Orhan Pamuk’s Istanbul (December 2005)
Internationally acclaimed Turkish novelist Orhan Pamuk’s loving and vivid memoir about the Istanbul of his childhood, perched precariously at the crossroads of a storied East and an affluent West.
For his latest and most intimate book, Orhan Pamuk pens a chronicle of his early days in the great Turkish metropolis of Istanbul. Breaking through orientalist notions, he conjures up a stark portrait of a city traumatized by the shotgun modernization that everyone believed would usher in prosperity.
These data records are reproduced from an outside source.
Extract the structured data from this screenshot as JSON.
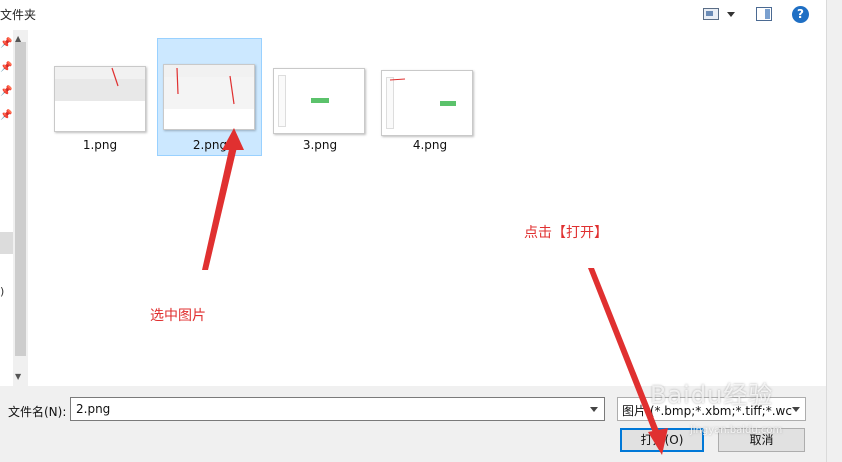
{
  "toolbar": {
    "title": "文件夹",
    "help_label": "?"
  },
  "nav": {
    "paren": ")"
  },
  "files": [
    {
      "name": "1.png",
      "selected": false
    },
    {
      "name": "2.png",
      "selected": true
    },
    {
      "name": "3.png",
      "selected": false
    },
    {
      "name": "4.png",
      "selected": false
    }
  ],
  "annotations": {
    "select_image": "选中图片",
    "click_open": "点击【打开】"
  },
  "bottom": {
    "filename_label": "文件名(N):",
    "filename_value": "2.png",
    "filetype_value": "图片 (*.bmp;*.xbm;*.tiff;*.wc",
    "open_label": "打开(O)",
    "cancel_label": "取消"
  },
  "watermark": {
    "text": "Baidu经验",
    "url": "jingyan.baidu.com"
  },
  "colors": {
    "selection_bg": "#cce8ff",
    "selection_border": "#99d1ff",
    "annotation_red": "#e03030",
    "accent_blue": "#0078d7"
  }
}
Pamuk intersperses the soul-searching tale of his once-wealthy, noble family with an appealing trove of photographs that set the stage for his rhapsodic remembrances. Istanbul combines family snapshots with over a hundred images by the city’s leading photographers — personal and public images that refract each chapter through the prism of daily urban life.
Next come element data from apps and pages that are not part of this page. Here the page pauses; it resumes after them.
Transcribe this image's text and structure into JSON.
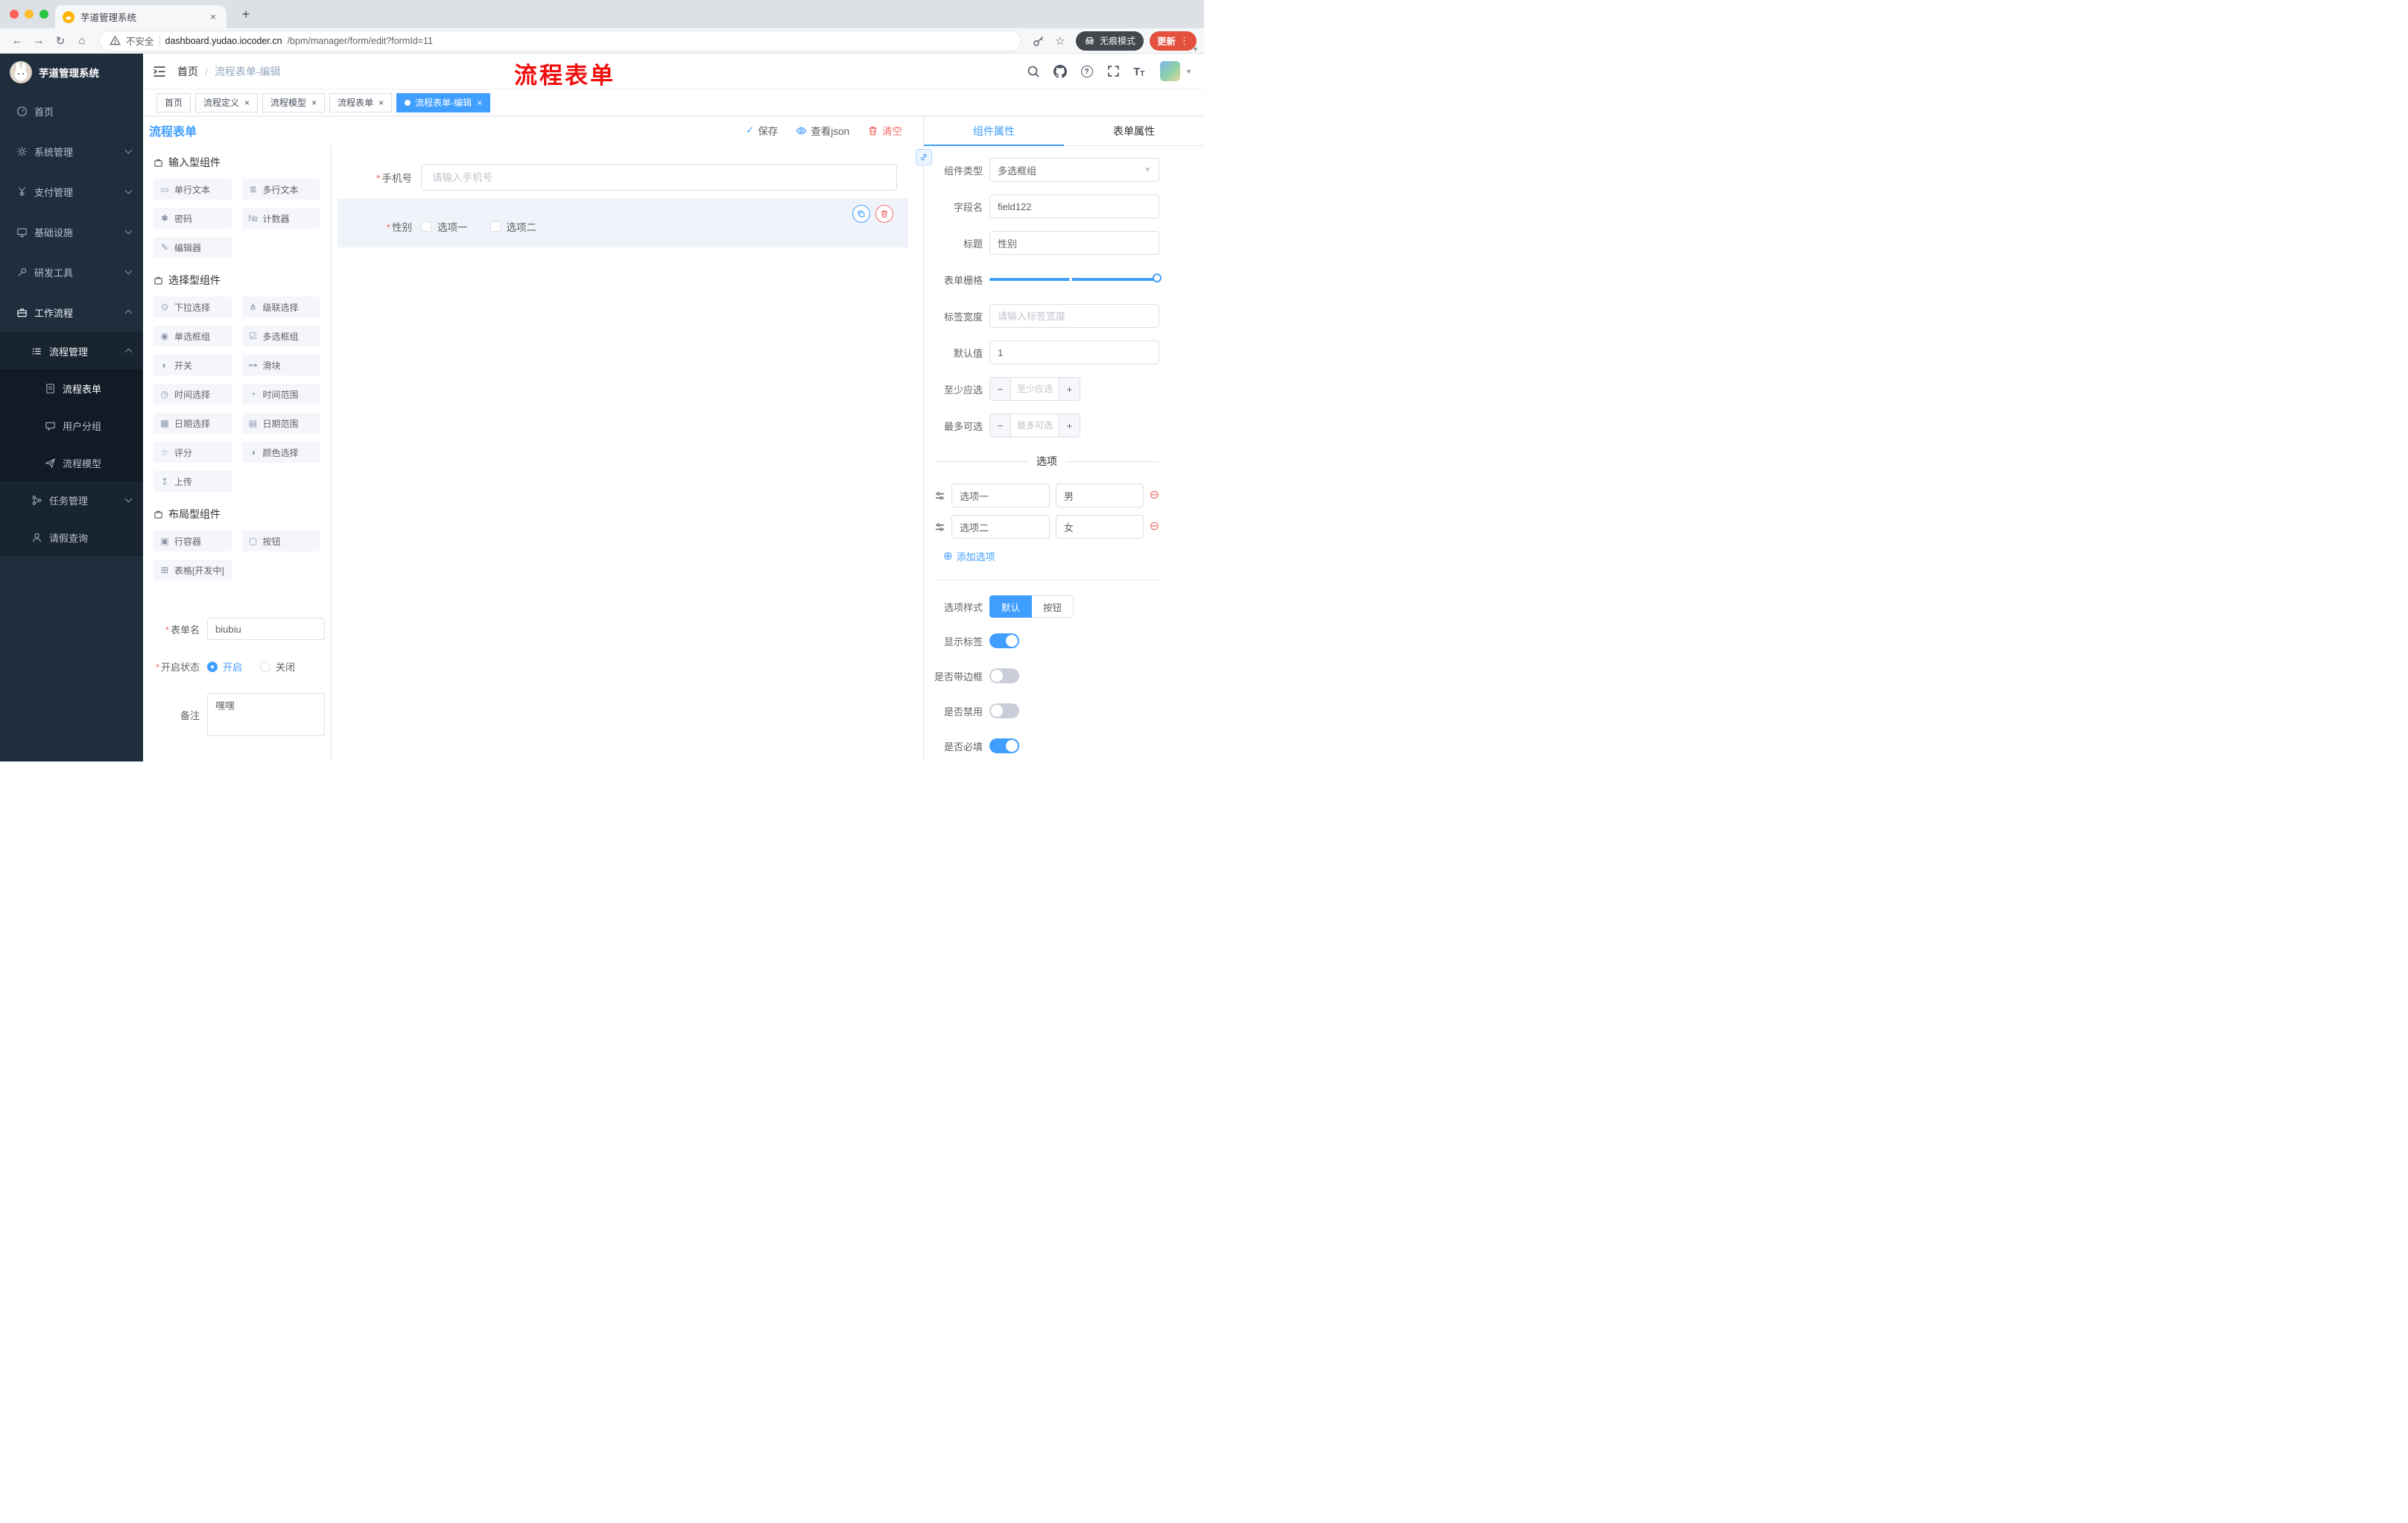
{
  "browser": {
    "tab_title": "芋道管理系统",
    "security_label": "不安全",
    "url_domain": "dashboard.yudao.iocoder.cn",
    "url_path": "/bpm/manager/form/edit?formId=11",
    "incognito_label": "无痕模式",
    "update_label": "更新"
  },
  "sidebar": {
    "logo_title": "芋道管理系统",
    "items": [
      {
        "label": "首页"
      },
      {
        "label": "系统管理"
      },
      {
        "label": "支付管理"
      },
      {
        "label": "基础设施"
      },
      {
        "label": "研发工具"
      },
      {
        "label": "工作流程"
      },
      {
        "label": "流程管理"
      },
      {
        "label": "流程表单"
      },
      {
        "label": "用户分组"
      },
      {
        "label": "流程模型"
      },
      {
        "label": "任务管理"
      },
      {
        "label": "请假查询"
      }
    ]
  },
  "header": {
    "breadcrumb": {
      "home": "首页",
      "sep": "/",
      "current": "流程表单-编辑"
    },
    "annotation": "流程表单"
  },
  "tags": [
    {
      "label": "首页",
      "closable": false,
      "active": false
    },
    {
      "label": "流程定义",
      "closable": true,
      "active": false
    },
    {
      "label": "流程模型",
      "closable": true,
      "active": false
    },
    {
      "label": "流程表单",
      "closable": true,
      "active": false
    },
    {
      "label": "流程表单-编辑",
      "closable": true,
      "active": true
    }
  ],
  "designer": {
    "title": "流程表单",
    "save": "保存",
    "view_json": "查看json",
    "clear": "清空"
  },
  "components": {
    "sections": [
      {
        "title": "输入型组件",
        "items": [
          {
            "label": "单行文本",
            "glyph": "▭"
          },
          {
            "label": "多行文本",
            "glyph": "≣"
          },
          {
            "label": "密码",
            "glyph": "✱"
          },
          {
            "label": "计数器",
            "glyph": "№"
          },
          {
            "label": "编辑器",
            "glyph": "✎"
          }
        ]
      },
      {
        "title": "选择型组件",
        "items": [
          {
            "label": "下拉选择",
            "glyph": "⊙"
          },
          {
            "label": "级联选择",
            "glyph": "⋔"
          },
          {
            "label": "单选框组",
            "glyph": "◉"
          },
          {
            "label": "多选框组",
            "glyph": "☑"
          },
          {
            "label": "开关",
            "glyph": "◐"
          },
          {
            "label": "滑块",
            "glyph": "⊶"
          },
          {
            "label": "时间选择",
            "glyph": "◷"
          },
          {
            "label": "时间范围",
            "glyph": "◔"
          },
          {
            "label": "日期选择",
            "glyph": "▦"
          },
          {
            "label": "日期范围",
            "glyph": "▤"
          },
          {
            "label": "评分",
            "glyph": "☆"
          },
          {
            "label": "颜色选择",
            "glyph": "◑"
          },
          {
            "label": "上传",
            "glyph": "↥"
          }
        ]
      },
      {
        "title": "布局型组件",
        "items": [
          {
            "label": "行容器",
            "glyph": "▣"
          },
          {
            "label": "按钮",
            "glyph": "▢"
          },
          {
            "label": "表格[开发中]",
            "glyph": "⊞"
          }
        ]
      }
    ],
    "form_name_label": "表单名",
    "form_name_value": "biubiu",
    "status_label": "开启状态",
    "status_on": "开启",
    "status_off": "关闭",
    "remark_label": "备注",
    "remark_value": "嘿嘿"
  },
  "canvas": {
    "phone_label": "手机号",
    "phone_placeholder": "请输入手机号",
    "gender_label": "性别",
    "gender_options": [
      "选项一",
      "选项二"
    ]
  },
  "props": {
    "tabs": [
      "组件属性",
      "表单属性"
    ],
    "type_label": "组件类型",
    "type_value": "多选框组",
    "field_label": "字段名",
    "field_value": "field122",
    "title_label": "标题",
    "title_value": "性别",
    "grid_label": "表单栅格",
    "width_label": "标签宽度",
    "width_placeholder": "请输入标签宽度",
    "default_label": "默认值",
    "default_value": "1",
    "min_label": "至少应选",
    "min_placeholder": "至少应选",
    "max_label": "最多可选",
    "max_placeholder": "最多可选",
    "divider": "选项",
    "options": [
      {
        "label": "选项一",
        "value": "男"
      },
      {
        "label": "选项二",
        "value": "女"
      }
    ],
    "add_option": "添加选项",
    "style_label": "选项样式",
    "style_default": "默认",
    "style_button": "按钮",
    "switches": [
      {
        "label": "显示标签",
        "on": true
      },
      {
        "label": "是否带边框",
        "on": false
      },
      {
        "label": "是否禁用",
        "on": false
      },
      {
        "label": "是否必填",
        "on": true
      }
    ]
  },
  "colors": {
    "accent": "#409eff",
    "danger": "#f56c6c",
    "annotation_red": "#f20d0d",
    "sidebar_bg": "#1f2d3d",
    "active_tag_bg": "#409eff"
  }
}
With sharp imagery, these stories oscillate from the factual to the poetic. According to Pamuk, the Turkish concept of hüzün (melancholy) is the key to understanding Istanbul; the term denotes an Islamic ideal that fuses deep spiritual loss with a hopeful perspective on life.
Ever candid, Pamuk writes about the horrors that victimized the city’s Greeks, Armenians, and Jews in favor of millions of poor Balkan refugees. His frank lament on the city’s Turkification has irked Turkish nationalists — when Pamuk told a Swiss newspaper in February that Turkey killed 30,000 Kurds and a million Armenians last century, he was charged with denigrating the national character. Pamuk’s statement shattered the longstanding taboo against discussing the 1915 Armenian Genocide and Turkey’s undeclared war on its Kurdish minority, and the scandal landed the author in court this month. This remarkable saga proves what Pamuk writes again and again in Istanbul — that his city, and, by extension, his nation, continues to shy away from honestly answering the ultimate question: who am I?
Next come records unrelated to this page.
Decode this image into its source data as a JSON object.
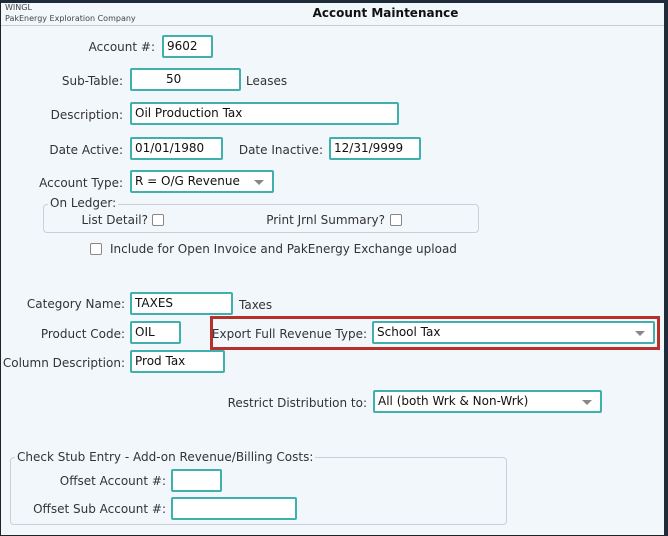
{
  "header": {
    "app_code": "WINGL",
    "company": "PakEnergy Exploration Company",
    "title": "Account Maintenance"
  },
  "form": {
    "account_number": {
      "label": "Account #:",
      "value": "9602"
    },
    "sub_table": {
      "label": "Sub-Table:",
      "value": "50",
      "suffix": "Leases"
    },
    "description": {
      "label": "Description:",
      "value": "Oil Production Tax"
    },
    "date_active": {
      "label": "Date Active:",
      "value": "01/01/1980"
    },
    "date_inactive": {
      "label": "Date Inactive:",
      "value": "12/31/9999"
    },
    "account_type": {
      "label": "Account Type:",
      "value": "R = O/G Revenue"
    },
    "on_ledger": {
      "legend": "On Ledger:",
      "list_detail": {
        "label": "List Detail?",
        "checked": false
      },
      "print_jrnl_summary": {
        "label": "Print Jrnl Summary?",
        "checked": false
      }
    },
    "include_open_invoice": {
      "label": "Include for Open Invoice and PakEnergy Exchange upload",
      "checked": false
    },
    "category_name": {
      "label": "Category Name:",
      "value": "TAXES",
      "suffix": "Taxes"
    },
    "product_code": {
      "label": "Product Code:",
      "value": "OIL"
    },
    "export_full_revenue_type": {
      "label": "Export Full Revenue Type:",
      "value": "School Tax"
    },
    "column_description": {
      "label": "Column Description:",
      "value": "Prod Tax"
    },
    "restrict_distribution": {
      "label": "Restrict Distribution to:",
      "value": "All (both Wrk & Non-Wrk)"
    },
    "check_stub": {
      "legend": "Check Stub Entry - Add-on Revenue/Billing Costs:",
      "offset_account": {
        "label": "Offset Account #:",
        "value": ""
      },
      "offset_sub_account": {
        "label": "Offset Sub Account #:",
        "value": ""
      }
    }
  },
  "colors": {
    "input_border": "#3fb0ab",
    "highlight_border": "#b8302a",
    "background": "#f2f7fc"
  }
}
Istanbul suggests that only by answering that question could the city recast itself on the world stage and shed its beloved hüzün that weighs so heavily on its soul.
– Hrag Vartanian